In this Newberry Award winning novel, Kate DiCamillo tells the tale of young Flora, a self-professed cynic living withHoly bagumba, I loved this book!
In this Newberry Award winning novel, Kate DiCamillo tells the tale of young Flora, a self-professed cynic living with her mother, a romance novelist, after the divorce of her parents. While reading comic books, she spies a young squirrel outside her window who nearly meets his doom at the hands of a vacuum cleaner. Flora saves him and then befriends him after it is revealed that this near-death experience has left him with super-powers. In these pages we also meet her father, left adrift after the divorce, her neighbor, and her neighbor's great-nephew, William Spiver (both names, please, and never Billy). Their story is told through both words and the clever illustrations of K.G. Campbell. I loved it all.
This story was in turns hilarious, touching and heart-breaking. Flora is so fun to read and I just want to hang out with her and make sure she knows it is totally ok to be exactly who she is. Ulysses completely stole the show for me, though. His newfound love of living and life (and giant doughnuts, of course) is just beautiful. And one of his super-powers in particular literally brought me to tears at the end of the novel. Ms. DiCamillo's writing of this character was just perfect.
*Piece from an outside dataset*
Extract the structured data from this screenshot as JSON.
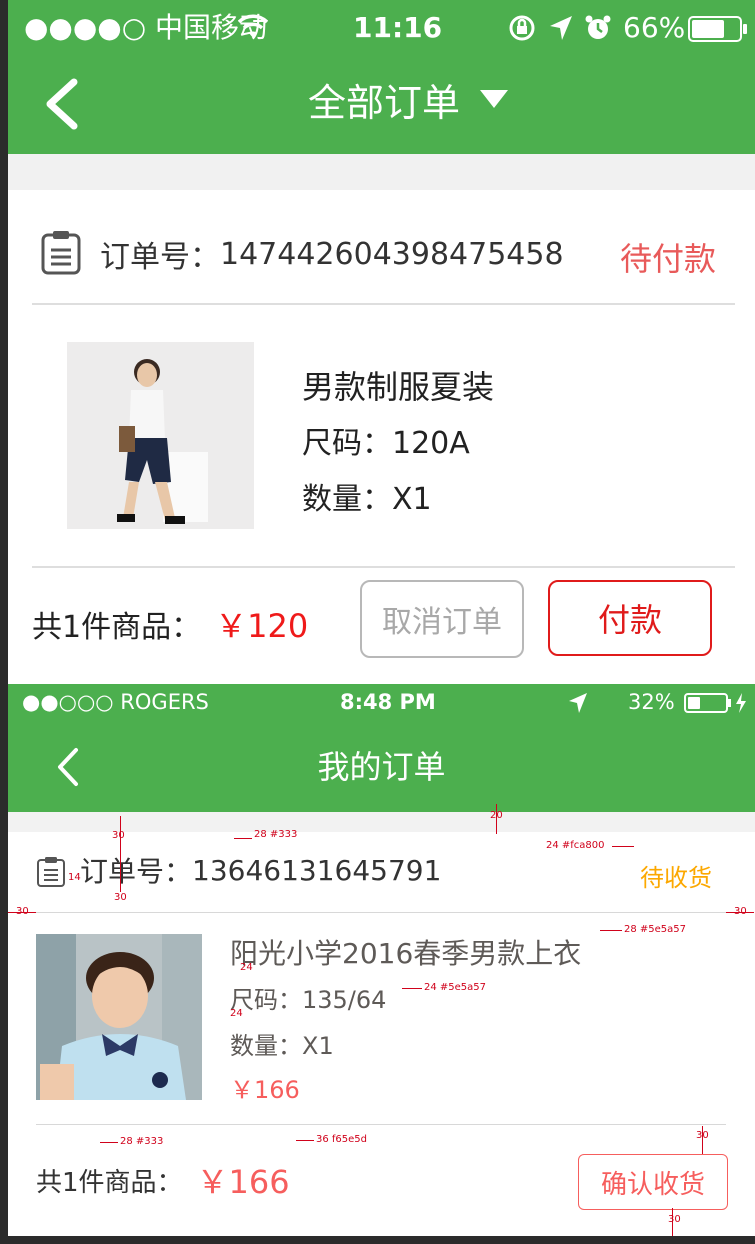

I can't speak to how well this would play with the middle grade intended audience, but I bet many would like it. It seems like a good bridge book for kids who already like reading comics or graphic novels. I do see some reviews that complain about the advanced language used by Flora and William, but I think lots of young kids could relate to it. And as for the heartbreak, many of the most loved children's novels are downright depressing when you think about it -- Charlotte's Web (death), Harriet the Spy (intense bullying), Narnia (lots of evil and betrayal) and the list goes on and on. I think this honest depiction of a divorced household and parents and children who don't always communicate that well will actually ring true for many. For me, this book would be a great conversation starter between a parent and their child and that's the most I could ask for....more
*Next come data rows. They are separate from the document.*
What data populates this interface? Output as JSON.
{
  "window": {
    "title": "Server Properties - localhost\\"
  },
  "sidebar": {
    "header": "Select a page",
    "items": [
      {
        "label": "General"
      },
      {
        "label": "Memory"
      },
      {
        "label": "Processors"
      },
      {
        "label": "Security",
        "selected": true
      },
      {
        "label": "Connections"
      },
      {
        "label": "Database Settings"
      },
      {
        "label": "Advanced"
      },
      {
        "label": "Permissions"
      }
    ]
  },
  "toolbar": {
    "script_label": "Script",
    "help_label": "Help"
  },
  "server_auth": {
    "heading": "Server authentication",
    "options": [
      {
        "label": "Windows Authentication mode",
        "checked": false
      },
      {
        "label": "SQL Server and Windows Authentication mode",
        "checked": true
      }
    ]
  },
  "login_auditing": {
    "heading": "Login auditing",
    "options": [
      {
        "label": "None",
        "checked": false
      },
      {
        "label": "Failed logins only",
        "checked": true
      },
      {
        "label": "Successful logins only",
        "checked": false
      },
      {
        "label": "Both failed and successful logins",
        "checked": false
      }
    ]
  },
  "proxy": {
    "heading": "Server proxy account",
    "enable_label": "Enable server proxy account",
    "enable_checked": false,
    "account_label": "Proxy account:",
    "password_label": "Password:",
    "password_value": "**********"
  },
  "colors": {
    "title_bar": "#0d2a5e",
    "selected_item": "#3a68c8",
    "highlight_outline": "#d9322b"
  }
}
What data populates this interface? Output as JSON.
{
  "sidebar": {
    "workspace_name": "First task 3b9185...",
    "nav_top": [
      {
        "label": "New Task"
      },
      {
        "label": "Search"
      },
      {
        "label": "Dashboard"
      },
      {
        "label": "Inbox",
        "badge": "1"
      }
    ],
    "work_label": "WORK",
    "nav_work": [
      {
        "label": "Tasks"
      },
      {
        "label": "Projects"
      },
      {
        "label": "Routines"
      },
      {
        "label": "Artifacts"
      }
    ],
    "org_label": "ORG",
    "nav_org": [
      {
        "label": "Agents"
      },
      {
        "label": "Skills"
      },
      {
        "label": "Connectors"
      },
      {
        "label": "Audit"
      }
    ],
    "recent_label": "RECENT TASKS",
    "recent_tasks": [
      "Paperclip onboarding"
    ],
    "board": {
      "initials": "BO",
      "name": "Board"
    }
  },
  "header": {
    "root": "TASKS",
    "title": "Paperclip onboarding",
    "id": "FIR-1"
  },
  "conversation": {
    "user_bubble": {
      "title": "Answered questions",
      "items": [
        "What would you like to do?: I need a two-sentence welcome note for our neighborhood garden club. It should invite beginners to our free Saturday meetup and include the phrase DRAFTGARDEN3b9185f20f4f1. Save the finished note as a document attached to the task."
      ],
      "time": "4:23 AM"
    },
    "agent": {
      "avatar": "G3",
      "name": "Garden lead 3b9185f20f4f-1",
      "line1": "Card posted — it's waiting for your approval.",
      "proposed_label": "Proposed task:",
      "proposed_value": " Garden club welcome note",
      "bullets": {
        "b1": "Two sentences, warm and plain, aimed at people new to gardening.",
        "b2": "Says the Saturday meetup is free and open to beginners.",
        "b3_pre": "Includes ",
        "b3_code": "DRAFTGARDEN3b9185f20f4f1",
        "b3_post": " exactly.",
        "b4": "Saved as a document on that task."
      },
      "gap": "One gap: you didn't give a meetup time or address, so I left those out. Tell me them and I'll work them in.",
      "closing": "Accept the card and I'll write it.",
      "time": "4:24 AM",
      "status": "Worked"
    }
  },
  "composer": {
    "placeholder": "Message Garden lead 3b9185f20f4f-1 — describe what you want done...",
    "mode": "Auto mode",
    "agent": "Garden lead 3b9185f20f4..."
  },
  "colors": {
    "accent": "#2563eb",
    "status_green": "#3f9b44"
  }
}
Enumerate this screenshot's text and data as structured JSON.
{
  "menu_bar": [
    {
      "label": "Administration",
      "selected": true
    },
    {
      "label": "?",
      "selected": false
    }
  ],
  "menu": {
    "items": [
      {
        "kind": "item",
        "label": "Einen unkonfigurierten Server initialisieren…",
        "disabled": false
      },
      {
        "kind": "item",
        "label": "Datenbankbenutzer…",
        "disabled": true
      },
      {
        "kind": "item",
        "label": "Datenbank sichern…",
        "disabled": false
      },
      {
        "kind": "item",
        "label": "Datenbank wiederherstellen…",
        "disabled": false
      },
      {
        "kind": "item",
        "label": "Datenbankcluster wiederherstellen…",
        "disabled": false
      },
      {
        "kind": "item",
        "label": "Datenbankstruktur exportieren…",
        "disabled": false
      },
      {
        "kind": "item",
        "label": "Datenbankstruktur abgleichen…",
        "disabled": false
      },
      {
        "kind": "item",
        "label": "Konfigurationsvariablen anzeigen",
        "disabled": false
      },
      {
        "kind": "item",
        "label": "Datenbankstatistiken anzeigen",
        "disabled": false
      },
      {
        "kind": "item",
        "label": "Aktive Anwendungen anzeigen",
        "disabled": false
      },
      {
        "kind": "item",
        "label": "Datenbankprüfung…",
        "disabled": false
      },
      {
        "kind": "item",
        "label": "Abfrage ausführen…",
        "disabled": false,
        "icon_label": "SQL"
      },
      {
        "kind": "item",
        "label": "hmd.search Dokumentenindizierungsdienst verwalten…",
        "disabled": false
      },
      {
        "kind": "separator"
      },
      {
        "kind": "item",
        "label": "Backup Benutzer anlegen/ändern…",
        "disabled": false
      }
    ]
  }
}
I don't remember enjoying this one as much when I read it when I was younger as I did this time around. I loved Prince Caspian and his development. EdI don't remember enjoying this one as much when I read it when I was younger as I did this time around. I loved Prince Caspian and his development. Edmund redeemed himself in this book for me. And oh Susan... It is so hard to be a frightened, unsure teenage girl. I forgive you, as I certainly behaved far worse toward my younger sibling and just generally than you did in this book. Christian themes remain strong in this volume, of course. It was somehow also less dark than LW&W since the battle was with man and his folly rather than with the forces of pure evil. Loved this!...more
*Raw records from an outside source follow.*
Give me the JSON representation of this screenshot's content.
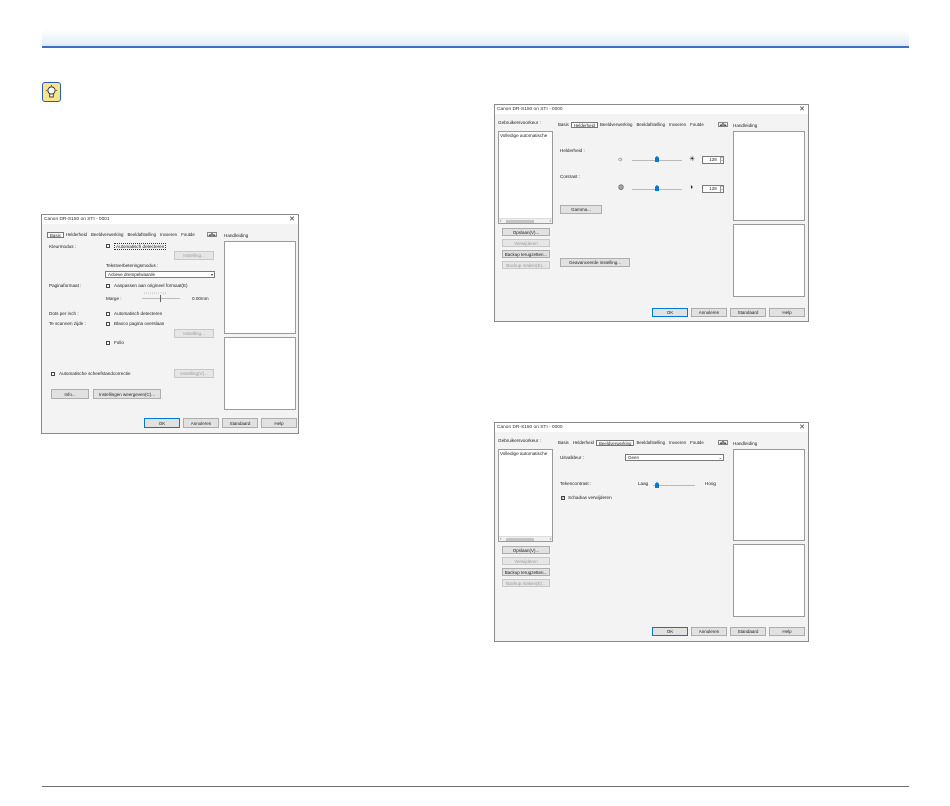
{
  "dialog_title": "Canon DR-S150 on STI - 0001",
  "dialog_title_0000": "Canon DR-S150 on STI - 0000",
  "close_glyph": "✕",
  "left_dialog": {
    "tabs": [
      "Basis",
      "Helderheid",
      "Beeldverwerking",
      "Beeldafstelling",
      "Invoeren",
      "Foutde"
    ],
    "manual_label": "Handleiding",
    "kleurmodus_label": "Kleurmodus :",
    "auto_detect": "Automatisch detecteren",
    "instelling_btn": "Instelling...",
    "tekstverbetering_label": "Tekstverbeteringsmodus :",
    "tekstverbetering_value": "Actieve drempelwaarde",
    "paginaformaat_label": "Paginaformaat :",
    "aanpassen_label": "Aanpassen aan origineel formaat(E)",
    "marge_label": "Marge :",
    "marge_value": "0.00mm",
    "dpi_label": "Dots per inch :",
    "dpi_auto": "Automatisch detecteren",
    "te_scannen_label": "Te scannen zijde :",
    "blanco_label": "Blanco pagina overslaan",
    "instelling_btn2": "Instelling...",
    "folio_label": "Folio",
    "auto_scheef_label": "Automatische scheefstandcorrectie",
    "instelling_btn3": "Instelling(V)...",
    "info_btn": "Info...",
    "weergeven_btn": "Instellingen weergeven(C)...",
    "ok_btn": "OK",
    "annuleren_btn": "Annuleren",
    "standaard_btn": "Standaard",
    "help_btn": "Help"
  },
  "right_top": {
    "gebruiker_label": "Gebruikersvoorkeur :",
    "preset_item": "Volledige automatische",
    "tabs": [
      "Basis",
      "Helderheid",
      "Beeldverwerking",
      "Beeldafstelling",
      "Invoeren",
      "Foutde"
    ],
    "manual_label": "Handleiding",
    "helderheid_label": "Helderheid :",
    "helderheid_value": "128",
    "contrast_label": "Contrast :",
    "contrast_value": "128",
    "gamma_btn": "Gamma...",
    "geavanceerde_btn": "Geavanceerde instelling...",
    "opslaan_btn": "Opslaan(V)...",
    "verwijderen_btn": "Verwijderen",
    "backup_terug_btn": "Backup terugzetten...",
    "backup_maken_btn": "Backup maken(E)...",
    "ok_btn": "OK",
    "annuleren_btn": "Annuleren",
    "standaard_btn": "Standaard",
    "help_btn": "Help"
  },
  "right_bottom": {
    "gebruiker_label": "Gebruikersvoorkeur :",
    "preset_item": "Volledige automatische",
    "tabs": [
      "Basis",
      "Helderheid",
      "Beeldverwerking",
      "Beeldafstelling",
      "Invoeren",
      "Foutde"
    ],
    "manual_label": "Handleiding",
    "uitvalkleur_label": "Uitvalkleur :",
    "uitvalkleur_value": "Geen",
    "tekencontrast_label": "Tekencontrast :",
    "laag_label": "Laag",
    "hoog_label": "Hoog",
    "schaduw_label": "Schaduw verwijderen",
    "opslaan_btn": "Opslaan(V)...",
    "verwijderen_btn": "Verwijderen",
    "backup_terug_btn": "Backup terugzetten...",
    "backup_maken_btn": "Backup maken(E)...",
    "ok_btn": "OK",
    "annuleren_btn": "Annuleren",
    "standaard_btn": "Standaard",
    "help_btn": "Help"
  }
}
This was definitely a children's/young adult book, so it was a super fast read, despite being many hundreds of pages. That said, it was GORGEOUS. WritThis was definitely a children's/young adult book, so it was a super fast read, despite being many hundreds of pages. That said, it was GORGEOUS. Written by an illustrator, and recent winner of the Caldecott medal, half of the story is told through pictures - almost to the point of being like a graphic novel. It was definitely a different experience to switch back and forth between written word and pictoral representation. But it's a beautiful story and well-worth the 1-hour it will take you to read the entire book. ...more